Stored data: Begin
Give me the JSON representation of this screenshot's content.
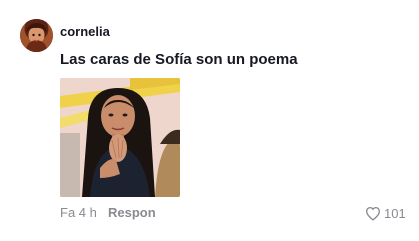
{
  "comment": {
    "username": "cornelia",
    "text": "Las caras de Sofía son un poema",
    "timestamp": "Fa 4 h",
    "reply_label": "Respon",
    "like_count": "101",
    "avatar_icon": "user-avatar",
    "like_icon": "heart-outline-icon"
  },
  "colors": {
    "text_primary": "#161823",
    "text_secondary": "#8a8b91"
  }
}
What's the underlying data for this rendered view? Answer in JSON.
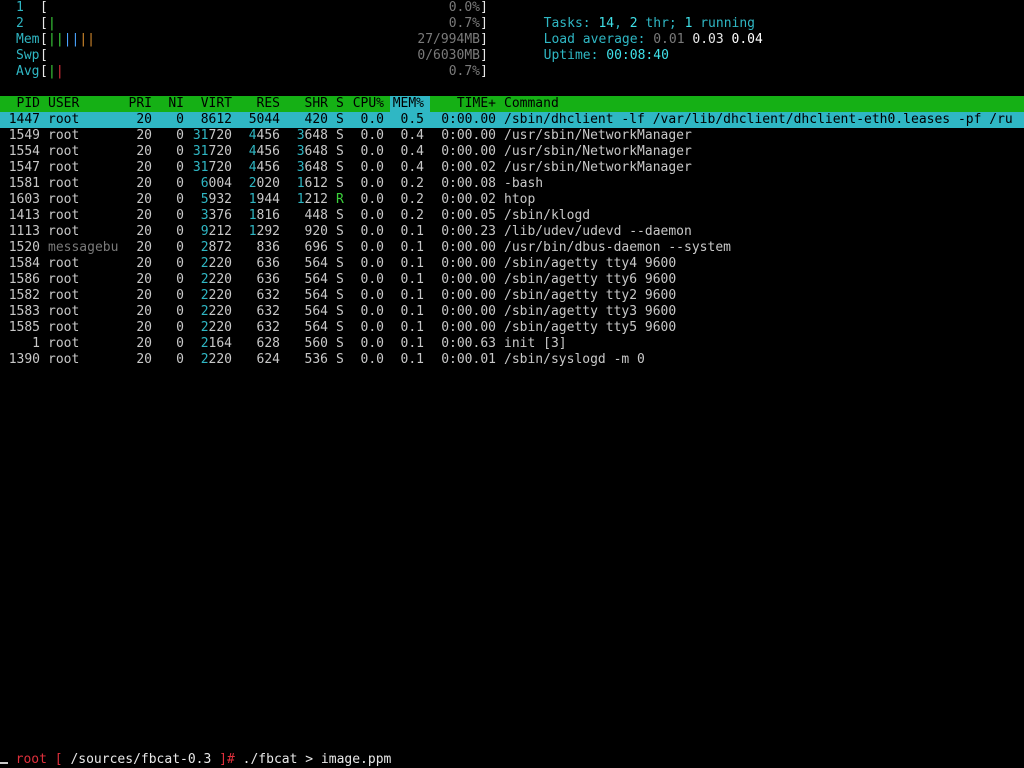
{
  "meters": [
    {
      "label": "1",
      "value": "0.0%",
      "bars": []
    },
    {
      "label": "2",
      "value": "0.7%",
      "bars": [
        {
          "c": "green",
          "t": "|"
        }
      ]
    },
    {
      "label": "Mem",
      "value": "27/994MB",
      "bars": [
        {
          "c": "green",
          "t": "|"
        },
        {
          "c": "green",
          "t": "|"
        },
        {
          "c": "blue",
          "t": "|"
        },
        {
          "c": "blue",
          "t": "|"
        },
        {
          "c": "orange",
          "t": "|"
        },
        {
          "c": "orange",
          "t": "|"
        }
      ]
    },
    {
      "label": "Swp",
      "value": "0/6030MB",
      "bars": []
    },
    {
      "label": "Avg",
      "value": "0.7%",
      "bars": [
        {
          "c": "green",
          "t": "|"
        },
        {
          "c": "red",
          "t": "|"
        }
      ]
    }
  ],
  "summary": {
    "tasks_label": "Tasks: ",
    "tasks_count": "14",
    "thr_sep": ", ",
    "thr_count": "2",
    "thr_label": " thr; ",
    "running_count": "1",
    "running_label": " running",
    "load_label": "Load average: ",
    "load1": "0.01",
    "load5": "0.03",
    "load15": "0.04",
    "uptime_label": "Uptime: ",
    "uptime": "00:08:40"
  },
  "columns": {
    "pid": "PID",
    "user": "USER",
    "pri": "PRI",
    "ni": "NI",
    "virt": "VIRT",
    "res": "RES",
    "shr": "SHR",
    "s": "S",
    "cpu": "CPU%",
    "mem": "MEM%",
    "time": "TIME+",
    "command": "Command"
  },
  "processes": [
    {
      "pid": "1447",
      "user": "root",
      "pri": "20",
      "ni": "0",
      "virt": "8612",
      "res": "5044",
      "shr": "420",
      "s": "S",
      "cpu": "0.0",
      "mem": "0.5",
      "time": "0:00.00",
      "cmd": "/sbin/dhclient -lf /var/lib/dhclient/dhclient-eth0.leases -pf /ru",
      "selected": true
    },
    {
      "pid": "1549",
      "user": "root",
      "pri": "20",
      "ni": "0",
      "virt": "31720",
      "res": "4456",
      "shr": "3648",
      "s": "S",
      "cpu": "0.0",
      "mem": "0.4",
      "time": "0:00.00",
      "cmd": "/usr/sbin/NetworkManager"
    },
    {
      "pid": "1554",
      "user": "root",
      "pri": "20",
      "ni": "0",
      "virt": "31720",
      "res": "4456",
      "shr": "3648",
      "s": "S",
      "cpu": "0.0",
      "mem": "0.4",
      "time": "0:00.00",
      "cmd": "/usr/sbin/NetworkManager"
    },
    {
      "pid": "1547",
      "user": "root",
      "pri": "20",
      "ni": "0",
      "virt": "31720",
      "res": "4456",
      "shr": "3648",
      "s": "S",
      "cpu": "0.0",
      "mem": "0.4",
      "time": "0:00.02",
      "cmd": "/usr/sbin/NetworkManager"
    },
    {
      "pid": "1581",
      "user": "root",
      "pri": "20",
      "ni": "0",
      "virt": "6004",
      "res": "2020",
      "shr": "1612",
      "s": "S",
      "cpu": "0.0",
      "mem": "0.2",
      "time": "0:00.08",
      "cmd": "-bash"
    },
    {
      "pid": "1603",
      "user": "root",
      "pri": "20",
      "ni": "0",
      "virt": "5932",
      "res": "1944",
      "shr": "1212",
      "s": "R",
      "cpu": "0.0",
      "mem": "0.2",
      "time": "0:00.02",
      "cmd": "htop"
    },
    {
      "pid": "1413",
      "user": "root",
      "pri": "20",
      "ni": "0",
      "virt": "3376",
      "res": "1816",
      "shr": "448",
      "s": "S",
      "cpu": "0.0",
      "mem": "0.2",
      "time": "0:00.05",
      "cmd": "/sbin/klogd"
    },
    {
      "pid": "1113",
      "user": "root",
      "pri": "20",
      "ni": "0",
      "virt": "9212",
      "res": "1292",
      "shr": "920",
      "s": "S",
      "cpu": "0.0",
      "mem": "0.1",
      "time": "0:00.23",
      "cmd": "/lib/udev/udevd --daemon"
    },
    {
      "pid": "1520",
      "user": "messagebu",
      "pri": "20",
      "ni": "0",
      "virt": "2872",
      "res": "836",
      "shr": "696",
      "s": "S",
      "cpu": "0.0",
      "mem": "0.1",
      "time": "0:00.00",
      "cmd": "/usr/bin/dbus-daemon --system",
      "dimuser": true
    },
    {
      "pid": "1584",
      "user": "root",
      "pri": "20",
      "ni": "0",
      "virt": "2220",
      "res": "636",
      "shr": "564",
      "s": "S",
      "cpu": "0.0",
      "mem": "0.1",
      "time": "0:00.00",
      "cmd": "/sbin/agetty tty4 9600"
    },
    {
      "pid": "1586",
      "user": "root",
      "pri": "20",
      "ni": "0",
      "virt": "2220",
      "res": "636",
      "shr": "564",
      "s": "S",
      "cpu": "0.0",
      "mem": "0.1",
      "time": "0:00.00",
      "cmd": "/sbin/agetty tty6 9600"
    },
    {
      "pid": "1582",
      "user": "root",
      "pri": "20",
      "ni": "0",
      "virt": "2220",
      "res": "632",
      "shr": "564",
      "s": "S",
      "cpu": "0.0",
      "mem": "0.1",
      "time": "0:00.00",
      "cmd": "/sbin/agetty tty2 9600"
    },
    {
      "pid": "1583",
      "user": "root",
      "pri": "20",
      "ni": "0",
      "virt": "2220",
      "res": "632",
      "shr": "564",
      "s": "S",
      "cpu": "0.0",
      "mem": "0.1",
      "time": "0:00.00",
      "cmd": "/sbin/agetty tty3 9600"
    },
    {
      "pid": "1585",
      "user": "root",
      "pri": "20",
      "ni": "0",
      "virt": "2220",
      "res": "632",
      "shr": "564",
      "s": "S",
      "cpu": "0.0",
      "mem": "0.1",
      "time": "0:00.00",
      "cmd": "/sbin/agetty tty5 9600"
    },
    {
      "pid": "1",
      "user": "root",
      "pri": "20",
      "ni": "0",
      "virt": "2164",
      "res": "628",
      "shr": "560",
      "s": "S",
      "cpu": "0.0",
      "mem": "0.1",
      "time": "0:00.63",
      "cmd": "init [3]"
    },
    {
      "pid": "1390",
      "user": "root",
      "pri": "20",
      "ni": "0",
      "virt": "2220",
      "res": "624",
      "shr": "536",
      "s": "S",
      "cpu": "0.0",
      "mem": "0.1",
      "time": "0:00.01",
      "cmd": "/sbin/syslogd -m 0"
    }
  ],
  "prompt": {
    "user": "root",
    "open": " [ ",
    "path": "/sources/fbcat-0.3",
    "close": " ]# ",
    "command": "./fbcat > image.ppm"
  },
  "colors": {
    "header_bg": "#15b015",
    "selected_bg": "#2fb7c4",
    "accent_cyan": "#2fb7c4",
    "prompt_red": "#e0303c"
  }
}
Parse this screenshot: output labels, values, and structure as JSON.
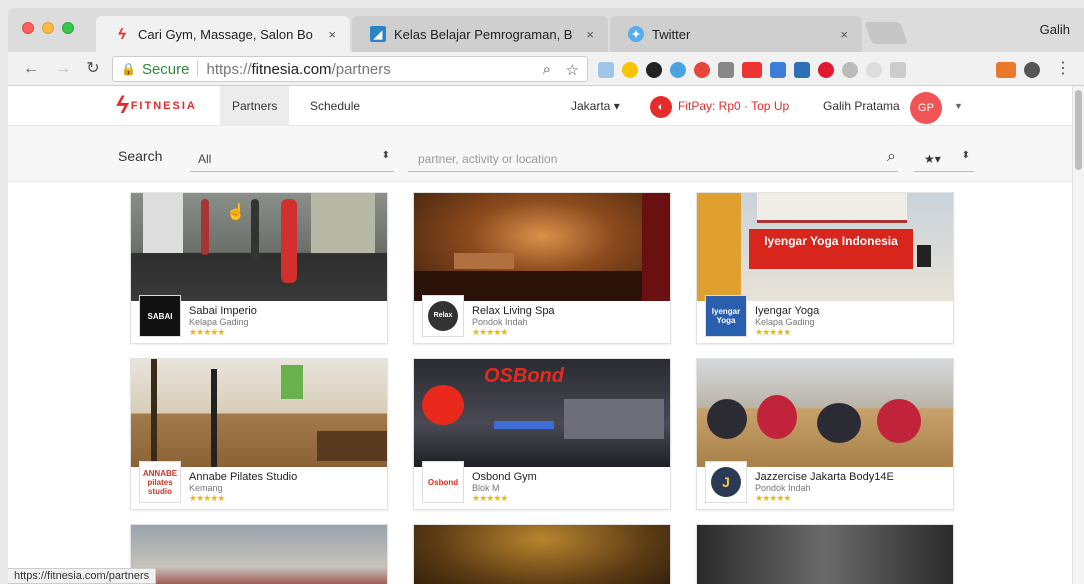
{
  "browser": {
    "profile_name": "Galih",
    "tabs": [
      {
        "title": "Cari Gym, Massage, Salon Bo",
        "active": true,
        "icon": "fitnesia-favicon"
      },
      {
        "title": "Kelas Belajar Pemrograman, B",
        "active": false,
        "icon": "dicoding-favicon"
      },
      {
        "title": "Twitter",
        "active": false,
        "icon": "twitter-favicon"
      }
    ],
    "close_glyph": "×",
    "omnibox": {
      "secure_label": "Secure",
      "url_scheme": "https://",
      "url_host": "fitnesia.com",
      "url_path": "/partners"
    },
    "status_url": "https://fitnesia.com/partners"
  },
  "site": {
    "logo_text": "FITNESIA",
    "nav": [
      {
        "label": "Partners",
        "active": true
      },
      {
        "label": "Schedule",
        "active": false
      }
    ],
    "city": "Jakarta",
    "fitpay": "FitPay: Rp0 · Top Up",
    "user_name": "Galih Pratama",
    "avatar_initials": "GP"
  },
  "search": {
    "label": "Search",
    "category_value": "All",
    "query_placeholder": "partner, activity or location",
    "sort_value": "★▾"
  },
  "partners": [
    {
      "name": "Sabai Imperio",
      "location": "Kelapa Gading",
      "rating": 5,
      "logo_text": "SABAI"
    },
    {
      "name": "Relax Living Spa",
      "location": "Pondok Indah",
      "rating": 5,
      "logo_text": "Relax"
    },
    {
      "name": "Iyengar Yoga",
      "location": "Kelapa Gading",
      "rating": 5,
      "logo_text": "Iyengar Yoga"
    },
    {
      "name": "Annabe Pilates Studio",
      "location": "Kemang",
      "rating": 5,
      "logo_text": "ANNABE pilates studio"
    },
    {
      "name": "Osbond Gym",
      "location": "Blok M",
      "rating": 5,
      "logo_text": "Osbond"
    },
    {
      "name": "Jazzercise Jakarta Body14E",
      "location": "Pondok Indah",
      "rating": 5,
      "logo_text": "J"
    }
  ],
  "photo_signs": {
    "iyengar": "Iyengar Yoga Indonesia",
    "osbond": "OSBond"
  },
  "colors": {
    "brand_red": "#e52b2b",
    "star_gold": "#f2b705"
  }
}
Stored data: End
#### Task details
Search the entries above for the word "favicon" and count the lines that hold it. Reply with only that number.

#### Answer to the problem
3